++++ Available data ++++
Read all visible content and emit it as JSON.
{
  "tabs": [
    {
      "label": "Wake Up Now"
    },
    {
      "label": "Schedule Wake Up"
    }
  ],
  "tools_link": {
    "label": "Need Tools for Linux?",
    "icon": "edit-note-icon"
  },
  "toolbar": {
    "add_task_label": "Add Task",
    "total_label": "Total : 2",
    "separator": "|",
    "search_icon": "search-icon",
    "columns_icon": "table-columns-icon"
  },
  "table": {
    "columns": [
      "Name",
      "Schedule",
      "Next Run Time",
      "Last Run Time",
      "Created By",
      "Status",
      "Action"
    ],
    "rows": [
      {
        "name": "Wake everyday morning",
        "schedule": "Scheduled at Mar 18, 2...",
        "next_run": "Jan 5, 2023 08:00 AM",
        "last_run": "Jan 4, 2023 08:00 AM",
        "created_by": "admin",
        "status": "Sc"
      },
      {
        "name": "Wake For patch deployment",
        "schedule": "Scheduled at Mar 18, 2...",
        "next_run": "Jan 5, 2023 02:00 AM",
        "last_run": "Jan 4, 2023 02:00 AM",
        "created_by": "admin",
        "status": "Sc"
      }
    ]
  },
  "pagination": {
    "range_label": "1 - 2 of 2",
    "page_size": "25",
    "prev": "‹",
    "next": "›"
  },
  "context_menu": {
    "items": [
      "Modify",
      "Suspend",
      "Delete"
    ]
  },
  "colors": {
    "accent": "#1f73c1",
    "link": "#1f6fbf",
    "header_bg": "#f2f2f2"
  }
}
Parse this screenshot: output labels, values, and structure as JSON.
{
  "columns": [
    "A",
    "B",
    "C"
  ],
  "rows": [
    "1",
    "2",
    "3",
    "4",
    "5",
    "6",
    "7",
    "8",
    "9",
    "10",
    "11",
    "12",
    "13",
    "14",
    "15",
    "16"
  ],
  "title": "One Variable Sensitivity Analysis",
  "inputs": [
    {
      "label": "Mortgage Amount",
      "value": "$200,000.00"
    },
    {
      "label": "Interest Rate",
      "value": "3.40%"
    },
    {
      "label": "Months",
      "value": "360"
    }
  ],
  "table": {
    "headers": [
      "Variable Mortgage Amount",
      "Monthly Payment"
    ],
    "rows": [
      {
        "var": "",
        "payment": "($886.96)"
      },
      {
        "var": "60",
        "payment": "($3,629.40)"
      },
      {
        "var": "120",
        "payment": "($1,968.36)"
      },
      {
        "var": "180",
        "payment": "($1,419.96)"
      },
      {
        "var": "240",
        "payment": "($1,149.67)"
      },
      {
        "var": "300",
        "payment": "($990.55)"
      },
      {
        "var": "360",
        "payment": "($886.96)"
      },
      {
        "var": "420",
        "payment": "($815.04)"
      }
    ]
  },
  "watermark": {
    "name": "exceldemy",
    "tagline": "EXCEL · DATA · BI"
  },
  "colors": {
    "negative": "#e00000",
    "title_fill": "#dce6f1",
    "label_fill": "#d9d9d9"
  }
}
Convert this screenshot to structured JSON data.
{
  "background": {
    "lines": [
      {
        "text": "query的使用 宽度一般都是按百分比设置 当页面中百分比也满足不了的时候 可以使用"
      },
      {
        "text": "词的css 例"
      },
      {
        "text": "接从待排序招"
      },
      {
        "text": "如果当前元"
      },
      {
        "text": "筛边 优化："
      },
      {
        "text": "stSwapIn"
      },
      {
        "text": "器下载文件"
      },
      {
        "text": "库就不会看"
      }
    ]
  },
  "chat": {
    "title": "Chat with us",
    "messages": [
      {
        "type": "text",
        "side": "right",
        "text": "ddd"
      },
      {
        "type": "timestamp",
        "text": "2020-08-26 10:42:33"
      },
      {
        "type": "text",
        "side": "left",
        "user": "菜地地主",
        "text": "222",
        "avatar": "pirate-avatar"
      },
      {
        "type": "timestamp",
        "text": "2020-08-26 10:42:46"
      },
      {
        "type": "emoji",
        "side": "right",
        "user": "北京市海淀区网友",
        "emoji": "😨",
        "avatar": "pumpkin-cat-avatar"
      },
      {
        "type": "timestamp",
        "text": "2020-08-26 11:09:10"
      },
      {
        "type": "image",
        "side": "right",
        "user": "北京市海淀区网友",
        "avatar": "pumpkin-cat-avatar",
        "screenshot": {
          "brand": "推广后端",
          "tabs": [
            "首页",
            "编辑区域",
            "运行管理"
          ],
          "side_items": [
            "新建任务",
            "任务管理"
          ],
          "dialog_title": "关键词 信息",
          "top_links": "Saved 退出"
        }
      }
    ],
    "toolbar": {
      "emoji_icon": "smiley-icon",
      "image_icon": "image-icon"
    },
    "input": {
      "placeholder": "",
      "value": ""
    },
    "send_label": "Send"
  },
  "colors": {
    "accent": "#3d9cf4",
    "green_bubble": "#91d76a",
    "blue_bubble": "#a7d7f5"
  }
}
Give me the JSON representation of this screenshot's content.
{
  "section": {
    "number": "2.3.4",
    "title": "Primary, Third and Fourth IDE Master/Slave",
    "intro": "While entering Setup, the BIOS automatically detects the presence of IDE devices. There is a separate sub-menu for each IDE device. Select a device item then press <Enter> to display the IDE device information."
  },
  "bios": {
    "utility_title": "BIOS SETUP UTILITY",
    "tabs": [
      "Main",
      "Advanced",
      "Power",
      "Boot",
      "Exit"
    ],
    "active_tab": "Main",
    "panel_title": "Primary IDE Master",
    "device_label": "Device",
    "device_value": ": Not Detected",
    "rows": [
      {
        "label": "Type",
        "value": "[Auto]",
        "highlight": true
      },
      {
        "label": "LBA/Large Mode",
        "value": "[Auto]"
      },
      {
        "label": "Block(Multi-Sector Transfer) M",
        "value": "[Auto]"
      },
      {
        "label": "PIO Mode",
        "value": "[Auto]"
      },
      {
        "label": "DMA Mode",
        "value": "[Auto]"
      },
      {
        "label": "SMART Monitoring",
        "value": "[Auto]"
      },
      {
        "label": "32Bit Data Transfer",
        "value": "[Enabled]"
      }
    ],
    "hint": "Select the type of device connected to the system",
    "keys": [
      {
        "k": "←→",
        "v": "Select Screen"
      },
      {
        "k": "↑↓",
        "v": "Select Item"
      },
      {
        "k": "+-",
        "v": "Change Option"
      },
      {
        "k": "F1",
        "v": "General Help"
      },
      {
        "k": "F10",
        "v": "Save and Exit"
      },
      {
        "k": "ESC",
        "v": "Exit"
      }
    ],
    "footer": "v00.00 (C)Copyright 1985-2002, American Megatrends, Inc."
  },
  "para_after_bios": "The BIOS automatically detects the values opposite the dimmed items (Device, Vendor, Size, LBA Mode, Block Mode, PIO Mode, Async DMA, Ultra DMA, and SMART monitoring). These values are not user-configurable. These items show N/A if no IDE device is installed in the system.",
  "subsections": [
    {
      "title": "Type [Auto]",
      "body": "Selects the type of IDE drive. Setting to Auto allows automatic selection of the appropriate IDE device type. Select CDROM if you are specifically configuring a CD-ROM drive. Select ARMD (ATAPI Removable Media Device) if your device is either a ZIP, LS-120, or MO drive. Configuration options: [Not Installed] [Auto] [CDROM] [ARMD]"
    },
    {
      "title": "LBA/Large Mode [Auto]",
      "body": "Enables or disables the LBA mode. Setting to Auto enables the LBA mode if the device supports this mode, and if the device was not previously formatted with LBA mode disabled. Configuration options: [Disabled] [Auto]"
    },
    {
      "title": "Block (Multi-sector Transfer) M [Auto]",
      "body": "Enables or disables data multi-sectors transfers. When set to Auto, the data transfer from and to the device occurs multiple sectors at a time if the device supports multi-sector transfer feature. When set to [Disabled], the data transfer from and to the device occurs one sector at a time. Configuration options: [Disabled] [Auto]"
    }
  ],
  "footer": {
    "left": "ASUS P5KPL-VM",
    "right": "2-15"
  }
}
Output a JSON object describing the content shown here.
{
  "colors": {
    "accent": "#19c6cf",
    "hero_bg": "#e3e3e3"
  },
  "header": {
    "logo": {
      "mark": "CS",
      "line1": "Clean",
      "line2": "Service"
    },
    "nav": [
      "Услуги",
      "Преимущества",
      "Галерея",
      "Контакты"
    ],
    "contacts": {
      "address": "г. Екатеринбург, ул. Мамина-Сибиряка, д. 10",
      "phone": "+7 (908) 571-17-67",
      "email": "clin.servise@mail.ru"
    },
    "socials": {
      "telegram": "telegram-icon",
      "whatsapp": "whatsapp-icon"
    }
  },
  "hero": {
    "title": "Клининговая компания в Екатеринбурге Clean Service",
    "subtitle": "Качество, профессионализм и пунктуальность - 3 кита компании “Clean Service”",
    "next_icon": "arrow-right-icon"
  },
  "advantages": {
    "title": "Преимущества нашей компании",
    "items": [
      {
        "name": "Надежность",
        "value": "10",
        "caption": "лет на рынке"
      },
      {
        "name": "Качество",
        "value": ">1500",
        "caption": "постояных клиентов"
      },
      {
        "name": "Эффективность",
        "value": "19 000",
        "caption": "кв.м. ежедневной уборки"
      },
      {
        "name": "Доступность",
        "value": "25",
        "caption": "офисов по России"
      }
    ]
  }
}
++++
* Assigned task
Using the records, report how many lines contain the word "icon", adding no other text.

* Task solution
8